Tarr, Edgar, no Taussig, Frank William, 16 taxation, 29, 97, 130, 137, 143, 156, 200, 201, 203, 220, 231-2 Taylor, Thomas, 146-8 Thorson,Joe, 188 Towers, Graham, 203, 213 Toynbee, Arnold, 9, 13 Trudeau, Pierre Elliott, 3 Tucker, Walter, 252, 255, 256, 260 Turgeon, J.G., 72, 92 Turgeon Commission, 142, 143, 148, 152 unemployment, 136, 137, 138, 154, 158-9, 160-1, 163, 186-7, 198, 200, 203, 204, 221, 228 Union government, 25, 26, 27—8, 31, 39, 40, 43, 48, 51, 57, 64, 71, 72, 135, 194 United Farmers of Alberta. See Farmers United Farmers of Canada, Saskatchewan Section, 181 United Farmers of Manitoba. See Fanners United Farmers of Ontario, 44, 52,68 United Grain Growers, 88 United Nations, 252, 253 United States, 18, 21, 25, 29, 33, 78, 143, 155, 156, 187, 200, 205, 220, 221, 247, 257 Unity Party, 218 urbanization, 6, 7, 8, 127
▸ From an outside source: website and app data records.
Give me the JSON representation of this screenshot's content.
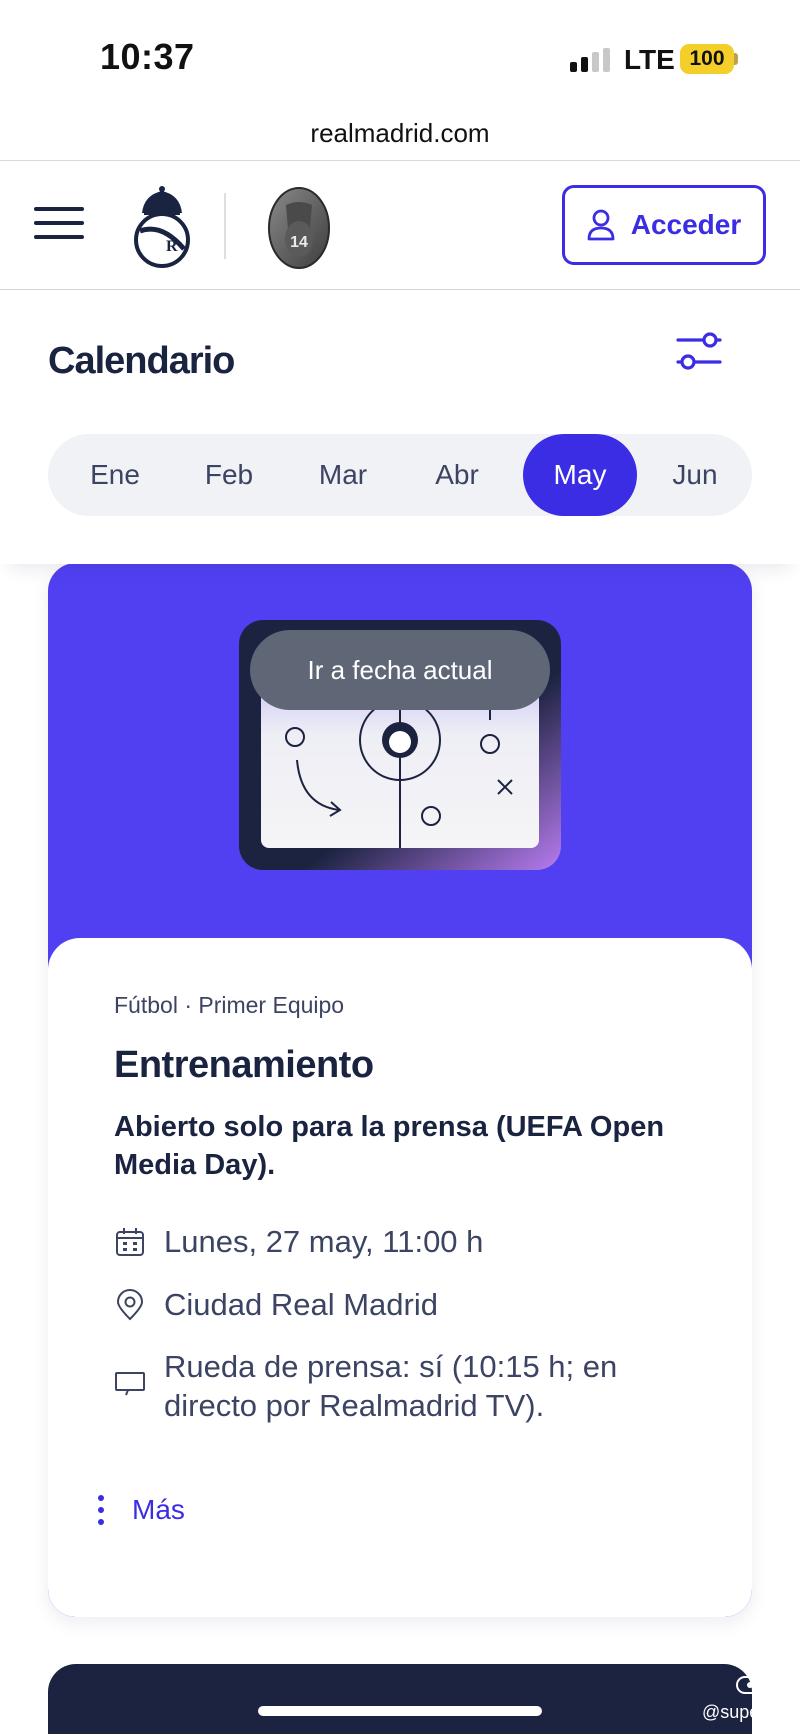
{
  "status_bar": {
    "time": "10:37",
    "network": "LTE",
    "battery": "100"
  },
  "browser": {
    "url": "realmadrid.com"
  },
  "header": {
    "login_label": "Acceder",
    "badge_number": "14"
  },
  "calendar": {
    "title": "Calendario",
    "months": [
      {
        "label": "Ene",
        "active": false
      },
      {
        "label": "Feb",
        "active": false
      },
      {
        "label": "Mar",
        "active": false
      },
      {
        "label": "Abr",
        "active": false
      },
      {
        "label": "May",
        "active": true
      },
      {
        "label": "Jun",
        "active": false
      }
    ]
  },
  "toast": {
    "label": "Ir a fecha actual"
  },
  "event": {
    "category": "Fútbol · Primer Equipo",
    "title": "Entrenamiento",
    "subtitle": "Abierto solo para la prensa (UEFA Open Media Day).",
    "date": "Lunes, 27 may, 11:00 h",
    "location": "Ciudad Real Madrid",
    "press": "Rueda de prensa: sí (10:15 h; en directo por Realmadrid TV).",
    "more_label": "Más"
  },
  "watermark": "@superdev",
  "colors": {
    "accent": "#3a2de3",
    "card_header": "#5140f2",
    "text_dark": "#1a2340",
    "text_muted": "#3c4463",
    "toast_bg": "#5f6776",
    "battery": "#f4cf2a"
  }
}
Vancouver Strike (1935), 186 Wall Street crash, 153-4 Walpole, Robert, 230 war cabinet, 233 war committee, 234 Wartime Elections Act, 29, 48, 71, 135 Wartime Industries Control Board, 236 Wartime Prices and Trade Board, 236-7 Weir, Robert, 174-6 Weir, W.G., 194 welfare state, 22, 230, 231, 242-4 Wetaskiwin constituency, 117 Wheat Board, 24-5, 57, 74, 88, 179-81, 185-6, 187, 196-8, 206-8, 210, 224-7, 235, 237-8, 242, 264 wheat committee, 196-7 wheat pools, 57, 88, 120, 154, 180, 185-6, 207, 224, 225, 226, 242, 245, 257 wheat prices, 17, 18, 24, 48, 79, 129, 153-4, 158, 163, 171, 180, 205, 206-8, 224-7, 233-4, 236-7, 240, 241-2, 257 Wilton, J.W., 188 Winkler, 177-8 Winnipeg Electric Company, 144 Winnipeg General Strike, 29 Winnipeg Grain Exchange, 24, 57, 74, 88, 154, 186, 194, 257 Wood, Henry Wise, 46, in Wood, James A., 130 Wood, T.H., 252 Woodsworth, J.S., 98, 115, 121, 186, 203 York South federal by-election (1942), 239-40